▸ TASK INSTRUCTIONS:
Give back every entry, copied exactly.

(Dataset rows for apps and sites)
<<<<

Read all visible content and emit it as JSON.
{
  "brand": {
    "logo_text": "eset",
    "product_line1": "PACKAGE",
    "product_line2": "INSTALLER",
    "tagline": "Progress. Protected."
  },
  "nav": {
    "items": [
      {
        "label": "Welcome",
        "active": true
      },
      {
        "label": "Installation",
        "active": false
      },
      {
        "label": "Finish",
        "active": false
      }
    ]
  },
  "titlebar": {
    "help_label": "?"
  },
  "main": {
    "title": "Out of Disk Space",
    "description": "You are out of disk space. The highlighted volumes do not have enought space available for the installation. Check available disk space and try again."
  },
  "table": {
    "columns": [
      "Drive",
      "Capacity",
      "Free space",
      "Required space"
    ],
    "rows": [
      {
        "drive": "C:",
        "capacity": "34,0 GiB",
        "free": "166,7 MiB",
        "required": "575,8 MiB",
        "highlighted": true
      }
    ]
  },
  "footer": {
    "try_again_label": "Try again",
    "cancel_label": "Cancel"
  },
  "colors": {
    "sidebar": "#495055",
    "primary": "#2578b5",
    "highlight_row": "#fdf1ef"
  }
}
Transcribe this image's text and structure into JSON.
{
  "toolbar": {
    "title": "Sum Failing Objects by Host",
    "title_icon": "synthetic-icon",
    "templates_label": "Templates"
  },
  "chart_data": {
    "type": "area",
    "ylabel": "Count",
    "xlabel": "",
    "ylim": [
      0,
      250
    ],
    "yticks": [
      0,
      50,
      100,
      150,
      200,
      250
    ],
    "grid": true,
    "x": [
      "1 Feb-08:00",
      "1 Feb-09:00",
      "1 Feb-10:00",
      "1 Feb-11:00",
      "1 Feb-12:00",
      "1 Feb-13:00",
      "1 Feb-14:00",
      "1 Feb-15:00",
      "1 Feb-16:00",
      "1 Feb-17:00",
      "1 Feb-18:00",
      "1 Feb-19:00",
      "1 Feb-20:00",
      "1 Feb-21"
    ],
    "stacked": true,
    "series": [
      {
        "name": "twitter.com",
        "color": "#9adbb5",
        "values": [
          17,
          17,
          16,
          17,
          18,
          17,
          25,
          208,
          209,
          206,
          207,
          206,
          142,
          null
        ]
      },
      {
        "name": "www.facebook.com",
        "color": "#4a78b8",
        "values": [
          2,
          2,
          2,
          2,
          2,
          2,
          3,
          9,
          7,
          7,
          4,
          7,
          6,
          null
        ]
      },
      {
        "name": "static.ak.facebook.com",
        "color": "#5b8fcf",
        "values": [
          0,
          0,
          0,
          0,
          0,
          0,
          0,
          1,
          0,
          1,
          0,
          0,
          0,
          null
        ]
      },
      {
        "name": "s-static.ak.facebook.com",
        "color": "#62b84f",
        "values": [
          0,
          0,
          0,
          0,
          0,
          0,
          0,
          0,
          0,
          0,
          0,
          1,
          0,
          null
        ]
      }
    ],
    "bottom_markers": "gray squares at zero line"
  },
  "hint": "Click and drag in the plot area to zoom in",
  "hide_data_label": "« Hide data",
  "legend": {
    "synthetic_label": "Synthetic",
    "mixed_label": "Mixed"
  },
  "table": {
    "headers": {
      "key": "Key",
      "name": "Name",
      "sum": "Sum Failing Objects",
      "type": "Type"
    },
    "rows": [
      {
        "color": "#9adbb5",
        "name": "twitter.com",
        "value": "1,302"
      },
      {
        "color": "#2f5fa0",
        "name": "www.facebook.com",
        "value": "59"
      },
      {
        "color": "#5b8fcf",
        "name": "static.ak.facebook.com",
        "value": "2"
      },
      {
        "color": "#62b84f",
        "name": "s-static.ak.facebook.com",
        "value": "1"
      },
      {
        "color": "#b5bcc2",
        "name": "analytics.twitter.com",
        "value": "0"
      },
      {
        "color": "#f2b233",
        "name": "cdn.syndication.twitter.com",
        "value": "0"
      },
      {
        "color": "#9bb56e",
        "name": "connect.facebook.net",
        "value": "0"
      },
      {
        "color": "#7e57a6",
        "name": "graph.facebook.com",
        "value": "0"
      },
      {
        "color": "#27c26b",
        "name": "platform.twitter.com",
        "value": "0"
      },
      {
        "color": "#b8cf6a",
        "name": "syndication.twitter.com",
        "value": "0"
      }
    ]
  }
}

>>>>

▸ RESULT OF THIS EXERCISE:
Read all visible content and emit it as JSON.
{
  "brand": {
    "logo_text": "eset",
    "product_line1": "PACKAGE",
    "product_line2": "INSTALLER",
    "tagline": "Progress. Protected."
  },
  "nav": {
    "items": [
      {
        "label": "Welcome",
        "active": true
      },
      {
        "label": "Installation",
        "active": false
      },
      {
        "label": "Finish",
        "active": false
      }
    ]
  },
  "titlebar": {
    "help_label": "?"
  },
  "main": {
    "title": "Out of Disk Space",
    "description": "You are out of disk space. The highlighted volumes do not have enought space available for the installation. Check available disk space and try again."
  },
  "table": {
    "columns": [
      "Drive",
      "Capacity",
      "Free space",
      "Required space"
    ],
    "rows": [
      {
        "drive": "C:",
        "capacity": "34,0 GiB",
        "free": "166,7 MiB",
        "required": "575,8 MiB",
        "highlighted": true
      }
    ]
  },
  "footer": {
    "try_again_label": "Try again",
    "cancel_label": "Cancel"
  },
  "colors": {
    "sidebar": "#495055",
    "primary": "#2578b5",
    "highlight_row": "#fdf1ef"
  }
}
Transcribe this image's text and structure into JSON.
{
  "toolbar": {
    "title": "Sum Failing Objects by Host",
    "title_icon": "synthetic-icon",
    "templates_label": "Templates"
  },
  "chart_data": {
    "type": "area",
    "ylabel": "Count",
    "xlabel": "",
    "ylim": [
      0,
      250
    ],
    "yticks": [
      0,
      50,
      100,
      150,
      200,
      250
    ],
    "grid": true,
    "x": [
      "1 Feb-08:00",
      "1 Feb-09:00",
      "1 Feb-10:00",
      "1 Feb-11:00",
      "1 Feb-12:00",
      "1 Feb-13:00",
      "1 Feb-14:00",
      "1 Feb-15:00",
      "1 Feb-16:00",
      "1 Feb-17:00",
      "1 Feb-18:00",
      "1 Feb-19:00",
      "1 Feb-20:00",
      "1 Feb-21"
    ],
    "stacked": true,
    "series": [
      {
        "name": "twitter.com",
        "color": "#9adbb5",
        "values": [
          17,
          17,
          16,
          17,
          18,
          17,
          25,
          208,
          209,
          206,
          207,
          206,
          142,
          null
        ]
      },
      {
        "name": "www.facebook.com",
        "color": "#4a78b8",
        "values": [
          2,
          2,
          2,
          2,
          2,
          2,
          3,
          9,
          7,
          7,
          4,
          7,
          6,
          null
        ]
      },
      {
        "name": "static.ak.facebook.com",
        "color": "#5b8fcf",
        "values": [
          0,
          0,
          0,
          0,
          0,
          0,
          0,
          1,
          0,
          1,
          0,
          0,
          0,
          null
        ]
      },
      {
        "name": "s-static.ak.facebook.com",
        "color": "#62b84f",
        "values": [
          0,
          0,
          0,
          0,
          0,
          0,
          0,
          0,
          0,
          0,
          0,
          1,
          0,
          null
        ]
      }
    ],
    "bottom_markers": "gray squares at zero line"
  },
  "hint": "Click and drag in the plot area to zoom in",
  "hide_data_label": "« Hide data",
  "legend": {
    "synthetic_label": "Synthetic",
    "mixed_label": "Mixed"
  },
  "table": {
    "headers": {
      "key": "Key",
      "name": "Name",
      "sum": "Sum Failing Objects",
      "type": "Type"
    },
    "rows": [
      {
        "color": "#9adbb5",
        "name": "twitter.com",
        "value": "1,302"
      },
      {
        "color": "#2f5fa0",
        "name": "www.facebook.com",
        "value": "59"
      },
      {
        "color": "#5b8fcf",
        "name": "static.ak.facebook.com",
        "value": "2"
      },
      {
        "color": "#62b84f",
        "name": "s-static.ak.facebook.com",
        "value": "1"
      },
      {
        "color": "#b5bcc2",
        "name": "analytics.twitter.com",
        "value": "0"
      },
      {
        "color": "#f2b233",
        "name": "cdn.syndication.twitter.com",
        "value": "0"
      },
      {
        "color": "#9bb56e",
        "name": "connect.facebook.net",
        "value": "0"
      },
      {
        "color": "#7e57a6",
        "name": "graph.facebook.com",
        "value": "0"
      },
      {
        "color": "#27c26b",
        "name": "platform.twitter.com",
        "value": "0"
      },
      {
        "color": "#b8cf6a",
        "name": "syndication.twitter.com",
        "value": "0"
      }
    ]
  }
}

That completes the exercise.